→ EXERCISE AIM
Scan the material below for "MARXISMO", then return each line that contains it.

→ EXERCISE INPUT
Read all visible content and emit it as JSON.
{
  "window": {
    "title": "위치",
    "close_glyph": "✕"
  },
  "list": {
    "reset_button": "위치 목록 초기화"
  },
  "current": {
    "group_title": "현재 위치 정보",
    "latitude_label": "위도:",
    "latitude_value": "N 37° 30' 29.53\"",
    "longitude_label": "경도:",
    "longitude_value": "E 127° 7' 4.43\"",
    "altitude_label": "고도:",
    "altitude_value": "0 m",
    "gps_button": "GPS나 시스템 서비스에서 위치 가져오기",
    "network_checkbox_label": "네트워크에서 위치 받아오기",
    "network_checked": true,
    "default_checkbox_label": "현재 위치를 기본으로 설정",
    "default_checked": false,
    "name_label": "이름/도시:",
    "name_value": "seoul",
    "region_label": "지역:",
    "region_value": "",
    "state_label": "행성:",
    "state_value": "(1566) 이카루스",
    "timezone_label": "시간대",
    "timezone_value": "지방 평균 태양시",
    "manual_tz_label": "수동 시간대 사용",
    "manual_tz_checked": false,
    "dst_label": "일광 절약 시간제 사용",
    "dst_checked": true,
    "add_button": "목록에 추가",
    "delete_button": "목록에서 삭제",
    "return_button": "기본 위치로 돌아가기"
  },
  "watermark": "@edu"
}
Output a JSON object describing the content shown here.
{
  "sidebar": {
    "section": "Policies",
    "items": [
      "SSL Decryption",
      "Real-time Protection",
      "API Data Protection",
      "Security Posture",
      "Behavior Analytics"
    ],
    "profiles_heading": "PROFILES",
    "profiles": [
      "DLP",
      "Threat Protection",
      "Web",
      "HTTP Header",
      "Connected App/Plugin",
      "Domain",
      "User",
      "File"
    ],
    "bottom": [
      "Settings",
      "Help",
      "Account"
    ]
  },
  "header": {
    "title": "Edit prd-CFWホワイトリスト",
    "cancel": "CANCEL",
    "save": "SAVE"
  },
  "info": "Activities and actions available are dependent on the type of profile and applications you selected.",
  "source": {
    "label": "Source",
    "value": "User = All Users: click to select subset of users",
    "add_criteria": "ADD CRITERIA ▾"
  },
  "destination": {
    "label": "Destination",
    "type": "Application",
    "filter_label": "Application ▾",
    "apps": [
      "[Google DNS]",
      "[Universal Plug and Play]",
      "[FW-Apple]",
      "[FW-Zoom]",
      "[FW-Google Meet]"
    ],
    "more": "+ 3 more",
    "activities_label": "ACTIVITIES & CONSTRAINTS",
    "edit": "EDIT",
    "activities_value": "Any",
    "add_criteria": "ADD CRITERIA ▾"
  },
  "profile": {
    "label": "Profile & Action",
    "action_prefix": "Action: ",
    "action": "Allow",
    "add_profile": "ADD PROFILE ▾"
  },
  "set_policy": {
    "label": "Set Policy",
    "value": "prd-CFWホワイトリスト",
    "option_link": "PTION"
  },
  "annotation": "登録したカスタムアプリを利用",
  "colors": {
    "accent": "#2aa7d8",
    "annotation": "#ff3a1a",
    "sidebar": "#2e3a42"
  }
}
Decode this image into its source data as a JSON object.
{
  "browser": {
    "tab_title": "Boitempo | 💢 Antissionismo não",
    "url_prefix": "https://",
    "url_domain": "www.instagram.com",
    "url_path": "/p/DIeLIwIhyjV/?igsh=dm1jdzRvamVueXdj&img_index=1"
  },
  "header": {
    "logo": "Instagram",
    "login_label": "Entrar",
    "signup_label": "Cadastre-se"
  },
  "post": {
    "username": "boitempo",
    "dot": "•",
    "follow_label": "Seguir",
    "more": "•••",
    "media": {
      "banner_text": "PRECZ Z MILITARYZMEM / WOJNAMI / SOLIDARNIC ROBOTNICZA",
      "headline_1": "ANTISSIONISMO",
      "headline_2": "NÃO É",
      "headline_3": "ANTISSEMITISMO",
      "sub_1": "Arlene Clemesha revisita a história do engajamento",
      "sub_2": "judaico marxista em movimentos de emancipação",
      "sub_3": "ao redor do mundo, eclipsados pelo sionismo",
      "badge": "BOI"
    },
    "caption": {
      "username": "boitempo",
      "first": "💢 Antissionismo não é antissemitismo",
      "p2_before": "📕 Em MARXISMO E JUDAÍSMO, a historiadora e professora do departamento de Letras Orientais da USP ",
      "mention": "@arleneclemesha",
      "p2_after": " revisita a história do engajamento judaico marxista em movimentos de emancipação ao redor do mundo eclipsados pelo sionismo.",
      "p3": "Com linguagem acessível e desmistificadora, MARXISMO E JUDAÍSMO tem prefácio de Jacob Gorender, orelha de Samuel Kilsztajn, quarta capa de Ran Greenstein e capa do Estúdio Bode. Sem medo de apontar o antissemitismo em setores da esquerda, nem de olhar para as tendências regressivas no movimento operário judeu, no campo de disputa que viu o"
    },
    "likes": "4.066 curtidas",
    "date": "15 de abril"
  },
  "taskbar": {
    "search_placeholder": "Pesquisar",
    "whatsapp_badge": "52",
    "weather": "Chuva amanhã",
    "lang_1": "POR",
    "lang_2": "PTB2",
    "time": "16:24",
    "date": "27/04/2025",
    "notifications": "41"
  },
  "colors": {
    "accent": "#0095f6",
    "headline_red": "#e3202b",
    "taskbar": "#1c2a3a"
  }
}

→ ANSWER SECTION
      "p2_before": "📕 Em MARXISMO E JUDAÍSMO, a historiadora e professora do departamento de Letras Orientais da USP ",
      "p3": "Com linguagem acessível e desmistificadora, MARXISMO E JUDAÍSMO tem prefácio de Jacob Gorender, orelha de Samuel Kilsztajn, quarta capa de Ran Greenstein e capa do Estúdio Bode. Sem medo de apontar o antissemitismo em setores da esquerda, nem de olhar para as tendências regressivas no movimento operário judeu, no campo de disputa que viu o"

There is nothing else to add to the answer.